Uber’s revenue growth slowed and costs rose in the final three months of 2018, as the ride-hailing company spent money on price wars around the world and invested in new businesses ahead of a planned initial public offering.
Net revenue rose 24 per cent from the same period a year earlier, to $3.02bn. But the annual growth rate decelerated every quarter of 2018, from 70 per cent in the first quarter to 63 per cent in the second and 38 per cent in the third.
Uber’s overall gross bookings — the total amount it takes in before paying drivers and funding promotions, refunds, and government taxes and fees — rose 37 per cent from the last quarter of 2017, to a record $14.2bn, but at a slower rate than 49 per cent in the second and third quarters. The yearly comparison excludes south-east Asia and Russia, two markets that Uber exited in 2018. Compared with the third quarter, bookings were up 11 per cent.
The slowing revenue growth reflects a lower “take rate” — the amount the company keeps from fares after paying drivers and couriers — as the company cut prices in markets including Brazil, France, India and the Middle East, but continued to pay drivers the same amount. Uber and its rivals subsidise heavily to win customers and drivers to their apps.
As Uber prepares for an initial public offering this year, investors are watching to see what its long-term growth trajectory will be. Chief executive Dara Khosrowshahi has said he does not want to get to profitability too quickly, opting instead to invest in other growth areas from food delivery and freight booking to autonomous driving that could help Uber become “the Amazon of transportation”.
Using generally accepted accounting principles, Uber’s net losses narrowed to $865m in the fourth quarter, compared with $1.1bn a year ago and $1.07bn in the third quarter, thanks to a $398m reduction in the company’s provision for income taxes.
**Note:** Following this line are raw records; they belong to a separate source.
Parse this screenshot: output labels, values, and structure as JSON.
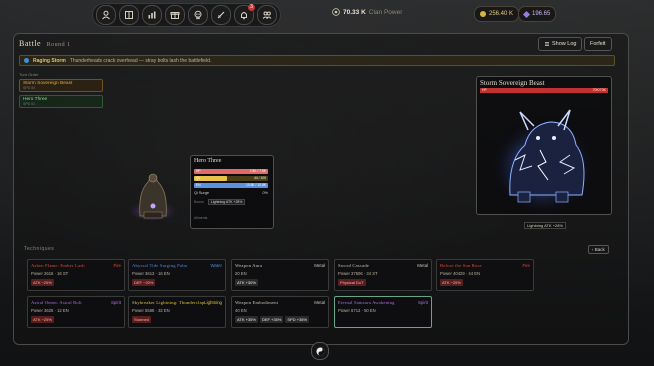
{
  "topbar": {
    "nav_icons": [
      "user-icon",
      "book-icon",
      "chart-icon",
      "gift-icon",
      "skull-icon",
      "sword-icon",
      "bell-icon",
      "group-icon"
    ],
    "bell_badge": "3",
    "power_value": "70.33 K",
    "power_label": "Clan Power",
    "gold": "256.40 K",
    "gems": "196.65"
  },
  "battle": {
    "title": "Battle",
    "round": "Round 1",
    "show_log": "Show Log",
    "forfeit": "Forfeit"
  },
  "banner": {
    "heading": "Raging Storm",
    "text": "Thunderheads crack overhead — stray bolts lash the battlefield."
  },
  "turn_order": {
    "label": "Turn Order",
    "items": [
      {
        "name": "Storm Sovereign Beast",
        "sub": "SPD 54"
      },
      {
        "name": "Hero Three",
        "sub": "SPD 51"
      }
    ]
  },
  "enemy": {
    "name": "Storm Sovereign Beast",
    "hp_label": "HP",
    "hp_value": "70K/70K",
    "hp_fraction": 1.0,
    "aura": "Lightning ATK +28%"
  },
  "hero": {
    "name": "Hero Three",
    "hp_label": "HP",
    "hp_value": "7.5K / 7.5K",
    "hp_fraction": 1.0,
    "qi_label": "QI",
    "qi_value": "44 / 100",
    "qi_fraction": 0.44,
    "en_label": "EN",
    "en_value": "10.8K / 10.8K",
    "en_fraction": 1.0,
    "surge_label": "Qi Surge",
    "surge_value": "0%",
    "boons_label": "Boons",
    "boon": "Lightning ATK +28%",
    "ailments_label": "Ailments"
  },
  "techniques": {
    "label": "Techniques",
    "back": "Back",
    "cards": [
      {
        "name": "Ashen Flame: Ember Lash",
        "element": "Fire",
        "stats": "Power 2616 · 16 ST",
        "tags": [
          "ATK −25%"
        ],
        "color": "#e04a3a"
      },
      {
        "name": "Abyssal Tide Surging Palm",
        "element": "Water",
        "stats": "Power 3613 · 16 EN",
        "tags": [
          "DEF −20%"
        ],
        "color": "#4a8ce0"
      },
      {
        "name": "Weapon Aura",
        "element": "Metal",
        "stats": "20 EN",
        "tags": [
          "ATK +30%"
        ],
        "color": "#c8c2b2"
      },
      {
        "name": "Sword Cascade",
        "element": "Metal",
        "stats": "Power 37506 · 34 ST",
        "tags": [
          "Physical DoT"
        ],
        "color": "#c8c2b2"
      },
      {
        "name": "Before the Sun Rose",
        "element": "Fire",
        "stats": "Power 40429 · 44 EN",
        "tags": [
          "ATK −25%"
        ],
        "color": "#e04a3a"
      },
      {
        "name": "Astral Omen: Astral Bolt",
        "element": "Spirit",
        "stats": "Power 3625 · 12 EN",
        "tags": [
          "ATK −25%"
        ],
        "color": "#b36ee0"
      },
      {
        "name": "Skybreaker Lightning: Thunderclap",
        "element": "Lightning",
        "stats": "Power 5568 · 32 EN",
        "tags": [
          "Stunned"
        ],
        "color": "#e0c23a"
      },
      {
        "name": "Weapon Embodiment",
        "element": "Metal",
        "stats": "40 EN",
        "tags": [
          "ATK +35%",
          "DEF +35%",
          "SPD +35%"
        ],
        "color": "#c8c2b2"
      },
      {
        "name": "Eternal Samsara Awakening",
        "element": "Spirit",
        "stats": "Power 6713 · 50 EN",
        "tags": [],
        "color": "#b36ee0"
      }
    ]
  }
}
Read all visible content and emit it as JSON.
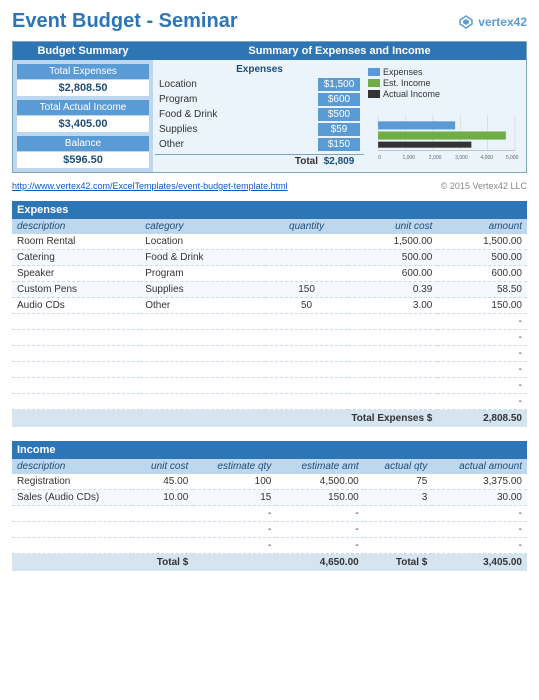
{
  "header": {
    "title": "Event Budget - Seminar",
    "logo_text": "vertex42"
  },
  "budget_summary": {
    "header": "Budget Summary",
    "rows": [
      {
        "label": "Total Expenses",
        "value": "$2,808.50"
      },
      {
        "label": "Total Actual Income",
        "value": "$3,405.00"
      },
      {
        "label": "Balance",
        "value": "$596.50"
      }
    ]
  },
  "expenses_income_summary": {
    "header": "Summary of Expenses and Income",
    "expenses_sub_header": "Expenses",
    "expense_rows": [
      {
        "label": "Location",
        "value": "$1,500"
      },
      {
        "label": "Program",
        "value": "$600"
      },
      {
        "label": "Food & Drink",
        "value": "$500"
      },
      {
        "label": "Supplies",
        "value": "$59"
      },
      {
        "label": "Other",
        "value": "$150"
      }
    ],
    "total_label": "Total",
    "total_value": "$2,809",
    "chart": {
      "legend": [
        {
          "label": "Expenses",
          "color": "#5B9BD5"
        },
        {
          "label": "Est. Income",
          "color": "#70AD47"
        },
        {
          "label": "Actual Income",
          "color": "#333333"
        }
      ],
      "x_labels": [
        "0",
        "1,000",
        "2,000",
        "3,000",
        "4,000",
        "5,000"
      ],
      "bars": [
        {
          "name": "Expenses",
          "value": 2809,
          "color": "#5B9BD5",
          "max": 5000
        },
        {
          "name": "Est. Income",
          "value": 4650,
          "color": "#70AD47",
          "max": 5000
        },
        {
          "name": "Actual Income",
          "value": 3405,
          "color": "#1F1F1F",
          "max": 5000
        }
      ]
    }
  },
  "url": "http://www.vertex42.com/ExcelTemplates/event-budget-template.html",
  "copyright": "© 2015 Vertex42 LLC",
  "expenses_table": {
    "section_header": "Expenses",
    "columns": [
      "description",
      "category",
      "quantity",
      "unit cost",
      "amount"
    ],
    "rows": [
      {
        "description": "Room Rental",
        "category": "Location",
        "quantity": "",
        "unit_cost": "1,500.00",
        "amount": "1,500.00"
      },
      {
        "description": "Catering",
        "category": "Food & Drink",
        "quantity": "",
        "unit_cost": "500.00",
        "amount": "500.00"
      },
      {
        "description": "Speaker",
        "category": "Program",
        "quantity": "",
        "unit_cost": "600.00",
        "amount": "600.00"
      },
      {
        "description": "Custom Pens",
        "category": "Supplies",
        "quantity": "150",
        "unit_cost": "0.39",
        "amount": "58.50"
      },
      {
        "description": "Audio CDs",
        "category": "Other",
        "quantity": "50",
        "unit_cost": "3.00",
        "amount": "150.00"
      }
    ],
    "empty_rows": 6,
    "total_label": "Total Expenses $",
    "total_value": "2,808.50"
  },
  "income_table": {
    "section_header": "Income",
    "columns": [
      "description",
      "unit cost",
      "estimate qty",
      "estimate amt",
      "actual qty",
      "actual amount"
    ],
    "rows": [
      {
        "description": "Registration",
        "unit_cost": "45.00",
        "est_qty": "100",
        "est_amt": "4,500.00",
        "act_qty": "75",
        "act_amount": "3,375.00"
      },
      {
        "description": "Sales (Audio CDs)",
        "unit_cost": "10.00",
        "est_qty": "15",
        "est_amt": "150.00",
        "act_qty": "3",
        "act_amount": "30.00"
      }
    ],
    "empty_rows": 3,
    "total_label": "Total $",
    "est_total": "4,650.00",
    "act_total_label": "Total $",
    "act_total": "3,405.00"
  }
}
But on an adjusted basis, Uber’s loss before income, taxes, depreciation and amortisation surged 88 per cent from a year ago, and 60 per cent from the prior quarter, to $842m, reflecting rising costs from competition in ride-hailing and food delivery, as well as investments in bikes, scooters, and freight, and autonomous research.
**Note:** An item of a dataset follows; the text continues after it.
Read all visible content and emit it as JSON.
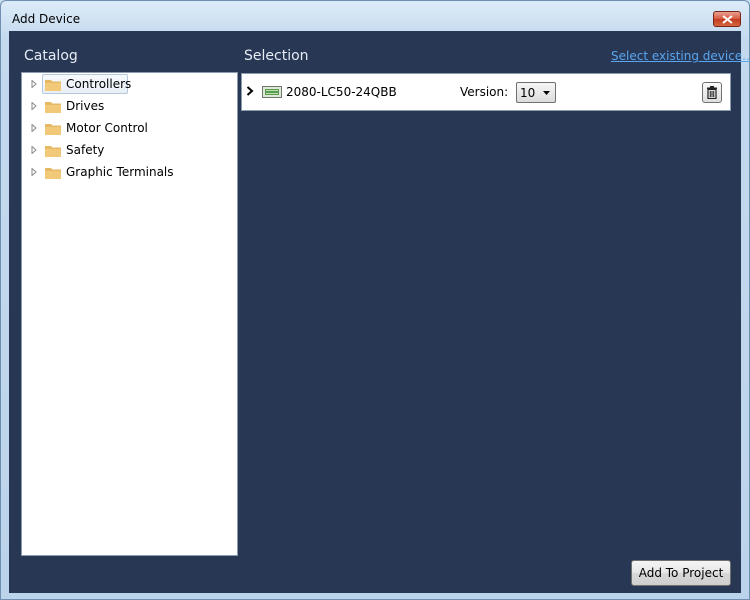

Operating expenses rose 12 per cent to $2.38bn from a year ago, due to higher spending on sales and marketing, research and development and operations and support.
Food delivery has become a particularly heated market, thanks to rivals such as DoorDash, which has been increasing its market share in the US. Both DoorDash and Uber have received big cash injections from SoftBank’s $97bn Vision Fund.
Uber Eats is on track to reach $10bn in gross bookings this year, up from $6bn in 2018. An Uber executive told investors on a conference call on Thursday that run rate made Eats alone bigger on a gross bookings basis than Lyft, Uber’s US ride-hailing rival.
For the full year of 2018, Uber’s net revenue rose 43 per cent, to $11.3bn, and gross bookings rose 45 per cent to $50bn, excluding south-east Asia and Russia.
GAAP net losses totalled $368m, down from $4.5bn in 2017. The adjusted ebitda loss decreased to $1.8bn in 2018 from $2.2bn the previous year.
Uber told investors its rides, Eats and Freight businesses all had positive contribution margins in 2018 — a profitability measure reflecting the proportion of revenue available to cover fixed costs.
“Last year was our strongest yet, and Q4 set another record for engagement on our platform, said chief financial officer Nelson Chai in a statement.
The company had $8.22bn in cash as of December 31, up from $6.55bn at the end of the previous quarter, thanks to the proceeds of its $2bn bond sale in October and a $500m investment deal with Toyota struck in August.
Uber filed confidential paperwork for a public listing with the SEC in December, as did rival Lyft. The US government shutdown in January put a halt on responses from the agency, but both companies have begun to hear back about their filings now that the government has reopened, according to people familiar with the matter.
Bankers have advised Uber it could see a valuation above $100bn in its IPO, which is expected later this year. Lyft, which is expected to debut as soon as March or April, was valued at $15bn in its last private funding last year.